*** Supplied material

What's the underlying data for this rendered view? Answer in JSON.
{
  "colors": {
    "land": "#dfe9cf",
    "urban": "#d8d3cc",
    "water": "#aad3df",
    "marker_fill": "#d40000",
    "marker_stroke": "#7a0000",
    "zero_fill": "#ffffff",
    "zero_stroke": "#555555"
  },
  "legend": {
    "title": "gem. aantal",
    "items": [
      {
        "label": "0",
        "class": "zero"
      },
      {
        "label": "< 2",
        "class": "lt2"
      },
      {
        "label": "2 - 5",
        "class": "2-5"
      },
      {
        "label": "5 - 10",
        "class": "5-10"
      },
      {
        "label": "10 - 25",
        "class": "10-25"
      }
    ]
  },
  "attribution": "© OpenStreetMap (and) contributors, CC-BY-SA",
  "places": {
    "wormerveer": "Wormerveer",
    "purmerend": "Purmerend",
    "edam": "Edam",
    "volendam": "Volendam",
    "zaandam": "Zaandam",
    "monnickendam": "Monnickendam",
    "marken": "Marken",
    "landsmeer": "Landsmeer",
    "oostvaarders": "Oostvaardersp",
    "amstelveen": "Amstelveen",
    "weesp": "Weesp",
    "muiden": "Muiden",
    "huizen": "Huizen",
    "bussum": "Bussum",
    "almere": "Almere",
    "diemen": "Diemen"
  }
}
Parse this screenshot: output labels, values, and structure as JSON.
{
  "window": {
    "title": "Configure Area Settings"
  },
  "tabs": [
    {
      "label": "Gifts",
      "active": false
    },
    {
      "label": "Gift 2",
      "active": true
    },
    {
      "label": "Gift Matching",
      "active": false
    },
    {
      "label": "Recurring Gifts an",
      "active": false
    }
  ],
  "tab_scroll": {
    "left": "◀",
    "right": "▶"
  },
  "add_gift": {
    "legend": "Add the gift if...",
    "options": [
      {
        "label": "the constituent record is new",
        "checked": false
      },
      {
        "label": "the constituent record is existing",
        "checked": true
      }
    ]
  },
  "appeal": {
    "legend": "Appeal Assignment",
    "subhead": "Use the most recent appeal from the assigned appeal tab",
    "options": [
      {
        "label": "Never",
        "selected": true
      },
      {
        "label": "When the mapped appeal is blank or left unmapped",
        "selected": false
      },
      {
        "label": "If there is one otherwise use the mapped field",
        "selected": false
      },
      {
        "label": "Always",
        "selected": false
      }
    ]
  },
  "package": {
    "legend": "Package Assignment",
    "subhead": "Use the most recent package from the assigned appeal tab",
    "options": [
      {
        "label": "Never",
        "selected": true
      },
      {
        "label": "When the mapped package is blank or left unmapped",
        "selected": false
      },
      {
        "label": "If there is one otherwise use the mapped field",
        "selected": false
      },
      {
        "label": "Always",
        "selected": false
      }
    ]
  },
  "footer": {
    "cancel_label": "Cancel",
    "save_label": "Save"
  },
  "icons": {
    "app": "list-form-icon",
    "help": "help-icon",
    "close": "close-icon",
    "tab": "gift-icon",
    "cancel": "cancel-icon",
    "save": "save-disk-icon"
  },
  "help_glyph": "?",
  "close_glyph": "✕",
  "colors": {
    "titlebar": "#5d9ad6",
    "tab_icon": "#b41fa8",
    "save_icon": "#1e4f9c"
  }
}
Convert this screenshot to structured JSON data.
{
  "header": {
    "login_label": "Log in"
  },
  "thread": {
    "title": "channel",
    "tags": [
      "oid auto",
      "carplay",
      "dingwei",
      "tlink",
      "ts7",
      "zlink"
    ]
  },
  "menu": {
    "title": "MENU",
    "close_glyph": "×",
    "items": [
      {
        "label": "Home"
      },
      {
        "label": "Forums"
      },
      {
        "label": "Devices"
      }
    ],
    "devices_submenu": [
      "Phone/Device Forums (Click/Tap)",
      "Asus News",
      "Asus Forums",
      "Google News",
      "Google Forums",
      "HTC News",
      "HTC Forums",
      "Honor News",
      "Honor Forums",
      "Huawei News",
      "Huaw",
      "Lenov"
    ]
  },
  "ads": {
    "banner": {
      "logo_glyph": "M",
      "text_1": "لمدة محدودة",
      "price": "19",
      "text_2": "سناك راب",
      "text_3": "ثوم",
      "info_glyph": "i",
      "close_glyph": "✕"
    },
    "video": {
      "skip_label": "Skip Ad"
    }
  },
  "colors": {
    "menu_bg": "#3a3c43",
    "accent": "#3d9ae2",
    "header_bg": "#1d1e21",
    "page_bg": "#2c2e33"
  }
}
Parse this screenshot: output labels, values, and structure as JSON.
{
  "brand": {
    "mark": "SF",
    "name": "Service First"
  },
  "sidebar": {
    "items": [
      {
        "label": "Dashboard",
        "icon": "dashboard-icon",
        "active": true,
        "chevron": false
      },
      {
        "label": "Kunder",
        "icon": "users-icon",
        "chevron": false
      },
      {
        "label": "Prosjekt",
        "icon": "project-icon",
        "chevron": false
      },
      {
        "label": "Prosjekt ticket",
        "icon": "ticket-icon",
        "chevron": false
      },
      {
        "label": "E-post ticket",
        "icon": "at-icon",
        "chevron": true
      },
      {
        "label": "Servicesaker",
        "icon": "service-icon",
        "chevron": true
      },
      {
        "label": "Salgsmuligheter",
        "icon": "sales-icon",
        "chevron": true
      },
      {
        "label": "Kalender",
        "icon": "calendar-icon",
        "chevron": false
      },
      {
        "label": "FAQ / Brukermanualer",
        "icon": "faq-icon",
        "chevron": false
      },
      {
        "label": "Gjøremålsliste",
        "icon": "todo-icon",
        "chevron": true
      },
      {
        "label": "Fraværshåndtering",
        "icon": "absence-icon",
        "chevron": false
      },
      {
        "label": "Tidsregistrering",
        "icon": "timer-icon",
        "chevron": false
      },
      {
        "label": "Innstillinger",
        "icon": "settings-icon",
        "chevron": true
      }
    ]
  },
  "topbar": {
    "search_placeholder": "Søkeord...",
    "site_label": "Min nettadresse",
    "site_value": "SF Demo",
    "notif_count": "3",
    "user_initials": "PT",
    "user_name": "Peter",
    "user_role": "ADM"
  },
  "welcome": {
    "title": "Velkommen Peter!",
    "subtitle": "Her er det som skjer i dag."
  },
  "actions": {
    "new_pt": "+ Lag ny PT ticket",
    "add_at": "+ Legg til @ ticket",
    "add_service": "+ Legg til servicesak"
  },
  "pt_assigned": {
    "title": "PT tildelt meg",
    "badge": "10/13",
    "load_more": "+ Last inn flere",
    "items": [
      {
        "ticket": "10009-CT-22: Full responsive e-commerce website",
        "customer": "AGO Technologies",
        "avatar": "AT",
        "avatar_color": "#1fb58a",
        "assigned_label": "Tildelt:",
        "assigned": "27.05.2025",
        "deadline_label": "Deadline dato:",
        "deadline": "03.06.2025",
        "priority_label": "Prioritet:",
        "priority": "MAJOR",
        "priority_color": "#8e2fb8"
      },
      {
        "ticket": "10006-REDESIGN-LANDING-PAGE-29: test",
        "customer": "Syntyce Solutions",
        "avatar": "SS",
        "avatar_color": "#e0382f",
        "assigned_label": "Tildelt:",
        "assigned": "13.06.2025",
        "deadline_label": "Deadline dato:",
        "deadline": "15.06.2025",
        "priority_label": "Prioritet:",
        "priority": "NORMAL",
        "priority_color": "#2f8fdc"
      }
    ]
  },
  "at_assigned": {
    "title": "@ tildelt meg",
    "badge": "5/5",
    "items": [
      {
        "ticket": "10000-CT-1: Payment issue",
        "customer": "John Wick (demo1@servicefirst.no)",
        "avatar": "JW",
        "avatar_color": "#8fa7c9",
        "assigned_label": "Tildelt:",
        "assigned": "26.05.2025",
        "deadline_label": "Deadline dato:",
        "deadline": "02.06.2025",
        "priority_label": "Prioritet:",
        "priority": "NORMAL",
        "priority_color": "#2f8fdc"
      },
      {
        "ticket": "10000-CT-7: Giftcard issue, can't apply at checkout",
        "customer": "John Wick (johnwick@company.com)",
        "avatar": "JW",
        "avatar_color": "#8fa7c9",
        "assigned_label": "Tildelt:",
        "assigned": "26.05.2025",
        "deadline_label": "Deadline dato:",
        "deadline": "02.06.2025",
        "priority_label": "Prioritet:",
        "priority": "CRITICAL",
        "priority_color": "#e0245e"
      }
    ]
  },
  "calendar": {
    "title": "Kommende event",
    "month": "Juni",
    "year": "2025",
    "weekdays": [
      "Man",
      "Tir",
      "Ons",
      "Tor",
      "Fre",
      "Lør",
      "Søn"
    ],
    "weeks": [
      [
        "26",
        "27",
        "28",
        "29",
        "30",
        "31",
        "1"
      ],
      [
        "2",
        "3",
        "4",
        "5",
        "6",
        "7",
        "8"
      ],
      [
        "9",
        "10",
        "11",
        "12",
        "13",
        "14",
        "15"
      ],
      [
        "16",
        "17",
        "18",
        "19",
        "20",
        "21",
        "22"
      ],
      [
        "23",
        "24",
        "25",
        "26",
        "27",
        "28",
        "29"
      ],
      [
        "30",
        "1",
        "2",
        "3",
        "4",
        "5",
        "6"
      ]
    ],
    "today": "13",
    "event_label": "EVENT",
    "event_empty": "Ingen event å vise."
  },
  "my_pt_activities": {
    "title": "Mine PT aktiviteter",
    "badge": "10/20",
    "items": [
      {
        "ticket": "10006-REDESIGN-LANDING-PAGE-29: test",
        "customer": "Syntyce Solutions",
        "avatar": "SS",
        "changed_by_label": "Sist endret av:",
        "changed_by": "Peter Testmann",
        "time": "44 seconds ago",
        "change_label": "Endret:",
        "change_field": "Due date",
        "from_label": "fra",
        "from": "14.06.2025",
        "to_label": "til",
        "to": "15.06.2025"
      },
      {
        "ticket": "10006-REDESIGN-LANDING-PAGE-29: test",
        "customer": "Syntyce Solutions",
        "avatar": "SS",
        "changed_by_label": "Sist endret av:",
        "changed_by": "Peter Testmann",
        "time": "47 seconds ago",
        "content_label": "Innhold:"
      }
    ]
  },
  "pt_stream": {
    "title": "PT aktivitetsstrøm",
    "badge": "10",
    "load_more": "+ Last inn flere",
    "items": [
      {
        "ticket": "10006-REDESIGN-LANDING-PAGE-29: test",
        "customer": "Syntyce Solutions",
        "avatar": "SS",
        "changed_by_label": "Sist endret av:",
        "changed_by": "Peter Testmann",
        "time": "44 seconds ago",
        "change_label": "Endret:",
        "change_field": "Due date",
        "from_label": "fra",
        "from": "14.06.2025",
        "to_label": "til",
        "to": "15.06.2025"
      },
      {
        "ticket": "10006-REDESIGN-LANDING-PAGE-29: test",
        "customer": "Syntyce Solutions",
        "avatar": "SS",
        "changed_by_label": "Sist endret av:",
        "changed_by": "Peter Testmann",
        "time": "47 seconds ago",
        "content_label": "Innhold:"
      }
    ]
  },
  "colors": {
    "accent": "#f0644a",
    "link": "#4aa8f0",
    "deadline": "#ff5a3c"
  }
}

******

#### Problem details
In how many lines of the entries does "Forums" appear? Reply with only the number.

#### Finished exercise
6